Brain-imaging studies have helped to illuminate what occurs inside the hypnotized brain, though much still remains a mystery.
Imaging studies observing the general effect of the hypnotic state have found that observable changes occur in the brain during hypnotherapy (1,2). Areas and systems involved in:
Brain Imaging during Hypnotherapy
During hypnotherapy, activity in a brain region that aids people switch between tasks quiets down. This same region seems to disconnect from another area responsible for self-reflection and daydreaming—which may be why hypnotized people aren’t worried about who they are or what they’re doing. Researchers have also found that hypnosis can calm different regions that help control autonomic functions like heart rate, blood flow, and breathing. This is likely what leads to the physical relaxation that’s a hallmark of hypnosis.

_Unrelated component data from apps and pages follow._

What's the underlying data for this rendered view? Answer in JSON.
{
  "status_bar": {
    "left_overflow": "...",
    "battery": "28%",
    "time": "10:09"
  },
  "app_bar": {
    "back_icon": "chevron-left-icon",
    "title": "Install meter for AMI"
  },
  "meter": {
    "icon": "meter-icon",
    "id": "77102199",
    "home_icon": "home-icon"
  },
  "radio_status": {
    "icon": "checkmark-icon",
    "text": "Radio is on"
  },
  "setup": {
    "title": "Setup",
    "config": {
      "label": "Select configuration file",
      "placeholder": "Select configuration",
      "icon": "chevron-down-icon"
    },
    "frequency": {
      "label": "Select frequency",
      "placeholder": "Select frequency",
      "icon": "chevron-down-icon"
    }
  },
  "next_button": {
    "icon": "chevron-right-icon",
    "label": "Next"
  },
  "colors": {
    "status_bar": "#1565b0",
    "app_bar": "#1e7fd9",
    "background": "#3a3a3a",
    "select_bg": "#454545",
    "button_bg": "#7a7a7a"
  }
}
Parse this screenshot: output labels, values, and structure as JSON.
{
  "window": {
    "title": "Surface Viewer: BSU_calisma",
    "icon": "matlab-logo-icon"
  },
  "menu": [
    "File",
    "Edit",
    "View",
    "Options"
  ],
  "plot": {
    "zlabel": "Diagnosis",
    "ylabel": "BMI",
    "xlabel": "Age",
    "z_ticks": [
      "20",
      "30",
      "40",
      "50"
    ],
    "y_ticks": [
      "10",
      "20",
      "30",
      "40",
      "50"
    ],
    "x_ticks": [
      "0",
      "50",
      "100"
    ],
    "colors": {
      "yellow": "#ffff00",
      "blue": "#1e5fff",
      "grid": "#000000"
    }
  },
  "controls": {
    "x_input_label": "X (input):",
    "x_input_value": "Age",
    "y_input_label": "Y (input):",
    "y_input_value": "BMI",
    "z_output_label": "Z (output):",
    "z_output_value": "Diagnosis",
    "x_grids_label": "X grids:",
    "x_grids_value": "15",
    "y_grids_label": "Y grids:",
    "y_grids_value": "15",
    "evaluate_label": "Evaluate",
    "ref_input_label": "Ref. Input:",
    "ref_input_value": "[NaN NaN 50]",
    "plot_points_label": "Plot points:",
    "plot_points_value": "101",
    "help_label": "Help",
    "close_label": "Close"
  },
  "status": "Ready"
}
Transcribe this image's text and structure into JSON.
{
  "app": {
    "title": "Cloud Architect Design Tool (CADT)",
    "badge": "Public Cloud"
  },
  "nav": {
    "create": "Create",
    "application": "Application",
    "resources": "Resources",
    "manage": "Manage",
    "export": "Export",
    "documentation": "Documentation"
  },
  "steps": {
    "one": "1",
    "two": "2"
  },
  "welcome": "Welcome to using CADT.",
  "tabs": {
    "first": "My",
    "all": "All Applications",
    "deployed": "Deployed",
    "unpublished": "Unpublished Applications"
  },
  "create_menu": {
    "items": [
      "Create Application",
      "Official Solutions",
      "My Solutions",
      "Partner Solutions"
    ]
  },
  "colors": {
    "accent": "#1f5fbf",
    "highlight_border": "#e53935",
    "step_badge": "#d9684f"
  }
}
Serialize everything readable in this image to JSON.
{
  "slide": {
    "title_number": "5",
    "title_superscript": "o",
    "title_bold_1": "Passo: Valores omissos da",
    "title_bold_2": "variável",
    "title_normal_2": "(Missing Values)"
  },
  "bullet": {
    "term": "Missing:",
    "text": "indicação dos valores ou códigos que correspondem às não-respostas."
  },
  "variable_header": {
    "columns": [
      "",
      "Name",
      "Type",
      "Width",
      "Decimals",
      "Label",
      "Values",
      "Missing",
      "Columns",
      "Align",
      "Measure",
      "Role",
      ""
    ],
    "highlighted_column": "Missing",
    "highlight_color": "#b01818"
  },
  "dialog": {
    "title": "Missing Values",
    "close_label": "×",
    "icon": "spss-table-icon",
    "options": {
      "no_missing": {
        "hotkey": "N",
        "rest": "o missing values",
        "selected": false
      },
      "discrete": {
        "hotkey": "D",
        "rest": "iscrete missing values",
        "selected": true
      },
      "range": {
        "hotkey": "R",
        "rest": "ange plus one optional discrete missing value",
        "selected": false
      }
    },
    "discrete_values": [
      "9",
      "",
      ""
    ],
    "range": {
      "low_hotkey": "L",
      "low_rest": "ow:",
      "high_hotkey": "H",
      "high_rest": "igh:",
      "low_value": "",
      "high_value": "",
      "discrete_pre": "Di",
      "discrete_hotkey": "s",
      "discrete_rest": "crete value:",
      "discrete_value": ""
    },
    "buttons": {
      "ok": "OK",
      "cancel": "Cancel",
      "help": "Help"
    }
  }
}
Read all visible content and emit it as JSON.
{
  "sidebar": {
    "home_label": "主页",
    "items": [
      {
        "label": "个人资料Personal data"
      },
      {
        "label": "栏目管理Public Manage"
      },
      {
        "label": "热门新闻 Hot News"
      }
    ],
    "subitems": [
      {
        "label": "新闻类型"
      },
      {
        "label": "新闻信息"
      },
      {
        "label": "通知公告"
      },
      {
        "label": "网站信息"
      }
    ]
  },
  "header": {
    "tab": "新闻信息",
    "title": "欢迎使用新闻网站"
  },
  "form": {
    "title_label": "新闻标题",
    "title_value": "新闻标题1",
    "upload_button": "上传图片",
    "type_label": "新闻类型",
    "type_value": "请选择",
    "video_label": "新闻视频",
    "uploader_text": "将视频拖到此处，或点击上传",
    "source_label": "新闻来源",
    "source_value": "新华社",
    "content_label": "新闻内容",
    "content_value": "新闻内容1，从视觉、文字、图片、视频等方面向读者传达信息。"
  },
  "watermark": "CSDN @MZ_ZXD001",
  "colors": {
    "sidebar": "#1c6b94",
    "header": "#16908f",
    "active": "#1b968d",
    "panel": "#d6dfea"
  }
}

In hypnotherapy the brain enters the alpha (light hypnosis) and theta (deep hypnosis) states, and one is highly focused on suggestions and imagery while suspending the ordinary thinking processes of the beta state. In the alpha and theta states, suggestions are integrated into the mind more easily, and memories become more accessible.